-- Records provided follows --

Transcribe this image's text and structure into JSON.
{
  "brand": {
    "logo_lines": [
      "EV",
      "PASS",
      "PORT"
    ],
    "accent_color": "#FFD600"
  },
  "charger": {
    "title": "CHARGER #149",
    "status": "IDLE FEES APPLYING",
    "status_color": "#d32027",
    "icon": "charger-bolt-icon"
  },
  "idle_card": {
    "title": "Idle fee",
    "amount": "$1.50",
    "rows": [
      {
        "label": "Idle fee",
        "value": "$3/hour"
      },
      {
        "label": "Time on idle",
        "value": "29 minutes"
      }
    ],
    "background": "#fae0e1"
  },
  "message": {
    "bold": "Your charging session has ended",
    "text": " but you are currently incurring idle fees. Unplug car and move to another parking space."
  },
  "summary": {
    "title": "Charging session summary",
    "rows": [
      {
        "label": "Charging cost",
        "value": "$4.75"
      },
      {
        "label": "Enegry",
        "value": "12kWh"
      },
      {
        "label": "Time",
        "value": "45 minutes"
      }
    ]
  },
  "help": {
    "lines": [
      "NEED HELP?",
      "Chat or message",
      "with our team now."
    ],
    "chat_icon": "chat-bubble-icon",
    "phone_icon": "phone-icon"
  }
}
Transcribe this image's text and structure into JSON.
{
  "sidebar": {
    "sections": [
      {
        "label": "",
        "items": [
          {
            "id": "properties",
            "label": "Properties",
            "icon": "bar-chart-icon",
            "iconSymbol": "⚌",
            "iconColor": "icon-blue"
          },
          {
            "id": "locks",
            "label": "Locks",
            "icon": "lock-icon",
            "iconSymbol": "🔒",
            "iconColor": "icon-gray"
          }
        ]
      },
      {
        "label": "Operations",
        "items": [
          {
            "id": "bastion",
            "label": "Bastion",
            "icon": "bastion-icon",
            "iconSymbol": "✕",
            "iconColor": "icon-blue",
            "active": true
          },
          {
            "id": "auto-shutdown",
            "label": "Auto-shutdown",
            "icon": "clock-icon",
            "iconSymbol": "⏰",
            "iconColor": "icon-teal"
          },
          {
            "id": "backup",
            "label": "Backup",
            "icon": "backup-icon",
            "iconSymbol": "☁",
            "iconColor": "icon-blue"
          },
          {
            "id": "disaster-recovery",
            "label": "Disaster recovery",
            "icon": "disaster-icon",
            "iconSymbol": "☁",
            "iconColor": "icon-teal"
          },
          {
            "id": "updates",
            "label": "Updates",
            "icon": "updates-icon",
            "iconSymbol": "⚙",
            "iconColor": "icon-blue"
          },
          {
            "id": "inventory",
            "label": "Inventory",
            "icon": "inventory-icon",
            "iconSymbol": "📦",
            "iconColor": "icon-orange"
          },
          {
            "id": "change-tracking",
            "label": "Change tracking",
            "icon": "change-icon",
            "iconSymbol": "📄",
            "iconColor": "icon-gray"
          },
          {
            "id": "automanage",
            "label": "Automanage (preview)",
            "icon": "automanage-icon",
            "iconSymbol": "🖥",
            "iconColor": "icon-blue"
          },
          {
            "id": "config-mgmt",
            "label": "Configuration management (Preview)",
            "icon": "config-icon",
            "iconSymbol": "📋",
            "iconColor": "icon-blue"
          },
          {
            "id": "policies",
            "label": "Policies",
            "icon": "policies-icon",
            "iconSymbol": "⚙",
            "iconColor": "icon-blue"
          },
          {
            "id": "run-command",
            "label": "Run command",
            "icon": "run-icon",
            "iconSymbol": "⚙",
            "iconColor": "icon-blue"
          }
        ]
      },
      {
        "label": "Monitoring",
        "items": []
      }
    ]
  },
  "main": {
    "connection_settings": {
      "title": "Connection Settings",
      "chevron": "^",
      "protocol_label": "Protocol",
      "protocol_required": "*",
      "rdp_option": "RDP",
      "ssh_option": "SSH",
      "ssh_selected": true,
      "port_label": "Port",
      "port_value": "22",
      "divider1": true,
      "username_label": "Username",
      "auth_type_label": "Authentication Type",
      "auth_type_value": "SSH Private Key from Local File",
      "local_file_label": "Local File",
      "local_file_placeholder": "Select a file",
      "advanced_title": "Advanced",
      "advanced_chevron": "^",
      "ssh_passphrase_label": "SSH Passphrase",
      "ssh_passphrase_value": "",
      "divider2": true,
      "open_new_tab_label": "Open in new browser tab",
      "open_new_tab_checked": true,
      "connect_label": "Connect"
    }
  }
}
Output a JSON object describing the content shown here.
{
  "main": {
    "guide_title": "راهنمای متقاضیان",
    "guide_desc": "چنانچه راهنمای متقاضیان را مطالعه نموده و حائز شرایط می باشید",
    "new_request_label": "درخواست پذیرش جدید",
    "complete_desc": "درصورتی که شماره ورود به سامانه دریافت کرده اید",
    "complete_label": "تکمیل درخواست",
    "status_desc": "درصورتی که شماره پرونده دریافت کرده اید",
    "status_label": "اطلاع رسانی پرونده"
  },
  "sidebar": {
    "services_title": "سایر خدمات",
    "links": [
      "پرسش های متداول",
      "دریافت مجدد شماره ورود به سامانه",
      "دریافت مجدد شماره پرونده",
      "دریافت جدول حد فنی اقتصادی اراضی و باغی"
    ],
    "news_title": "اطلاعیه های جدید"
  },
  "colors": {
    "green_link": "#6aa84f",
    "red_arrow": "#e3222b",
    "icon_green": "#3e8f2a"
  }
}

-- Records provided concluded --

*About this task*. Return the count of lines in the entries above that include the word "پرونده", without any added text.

*Exercise solution*. 3